In 2009, it was reported that Rodriguez was one of 104 players who tested positive for steroids on a drug test conducted in 2003. Since the test was administered the year before testing became mandatory, he received no penalty. In wake of the test, he admitted to using performance enhancing drugs early in his career, but never after 2004, when the testing became mandatory. Had he actually stopped using the drugs then, I would be able to #FORG1V3. He was using them to compete with numerous other players who were doing the same things, trying to protect his position and property in accordance with Hobbes’s state of nature. However, he did not stop then, as he was suspended in 2013 for his connections to Biogenesis, and recently admitted that he used performance enhancing drugs that they provided him.
The mandatory testing in 2004 emerged out of a 2002 agreement between the Players Association and owners to try to curb steroid abuse. In a Hobbesian sense, this agreement can be seen as a covenant among players. As a group, they gave up their right to use performance enhancing drugs, ensuring that no one would gain an unfair advantage. Major League Baseball acted as the commonwealth, providing punishment for positive tests to encourage players to stay clean. When Rodriguez began using steroids again in 2010, the post-covenant era, he betrayed the trust of his fellow players and attempted to take advantage of them. By violating his covenant with those in his community, he tried to promote the “successful wickedness” that Hobbes warns about, and for that reason, I will not be able to #FORG1V3.
While I do think that Rodriguez’s actions are unforgivable, I still do not understand why he has become the most vilified baseball player in recent memory. Plenty of other players used steroids after 2003, and none of them have been subject to the hatred that Rodriguez has. In fact, people hardly remember other players who tested positive. He became the scapegoat for all users, and was the only player to be suspended for an entire season for the Biogenisis scandal.

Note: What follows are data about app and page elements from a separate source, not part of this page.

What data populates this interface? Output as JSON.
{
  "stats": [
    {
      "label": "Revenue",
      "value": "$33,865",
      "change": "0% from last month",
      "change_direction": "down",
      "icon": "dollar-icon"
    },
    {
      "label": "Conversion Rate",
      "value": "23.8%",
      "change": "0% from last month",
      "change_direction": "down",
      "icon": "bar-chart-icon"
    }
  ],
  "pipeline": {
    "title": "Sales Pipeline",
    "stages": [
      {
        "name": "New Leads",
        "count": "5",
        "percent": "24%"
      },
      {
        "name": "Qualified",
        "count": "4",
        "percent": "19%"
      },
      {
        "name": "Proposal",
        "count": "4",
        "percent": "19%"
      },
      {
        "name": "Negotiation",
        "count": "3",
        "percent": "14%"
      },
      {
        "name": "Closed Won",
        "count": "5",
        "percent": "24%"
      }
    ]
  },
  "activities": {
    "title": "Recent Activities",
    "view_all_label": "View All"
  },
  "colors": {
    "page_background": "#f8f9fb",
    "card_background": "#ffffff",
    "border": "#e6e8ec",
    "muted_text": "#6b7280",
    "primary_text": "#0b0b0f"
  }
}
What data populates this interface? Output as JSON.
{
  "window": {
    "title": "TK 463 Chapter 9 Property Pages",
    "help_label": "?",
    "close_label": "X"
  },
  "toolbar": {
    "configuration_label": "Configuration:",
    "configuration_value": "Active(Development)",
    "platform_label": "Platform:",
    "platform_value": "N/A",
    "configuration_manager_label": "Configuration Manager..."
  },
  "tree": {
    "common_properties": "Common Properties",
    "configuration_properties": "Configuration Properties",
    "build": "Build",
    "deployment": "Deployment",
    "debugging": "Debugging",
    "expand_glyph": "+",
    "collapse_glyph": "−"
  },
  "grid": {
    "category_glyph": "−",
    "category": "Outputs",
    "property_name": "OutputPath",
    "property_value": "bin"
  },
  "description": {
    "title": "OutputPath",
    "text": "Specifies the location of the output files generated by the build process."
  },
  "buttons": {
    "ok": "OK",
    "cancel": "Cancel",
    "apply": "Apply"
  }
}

Major League Baseball (the commonwealth) was right in punishing him, but did not necessarily act justly.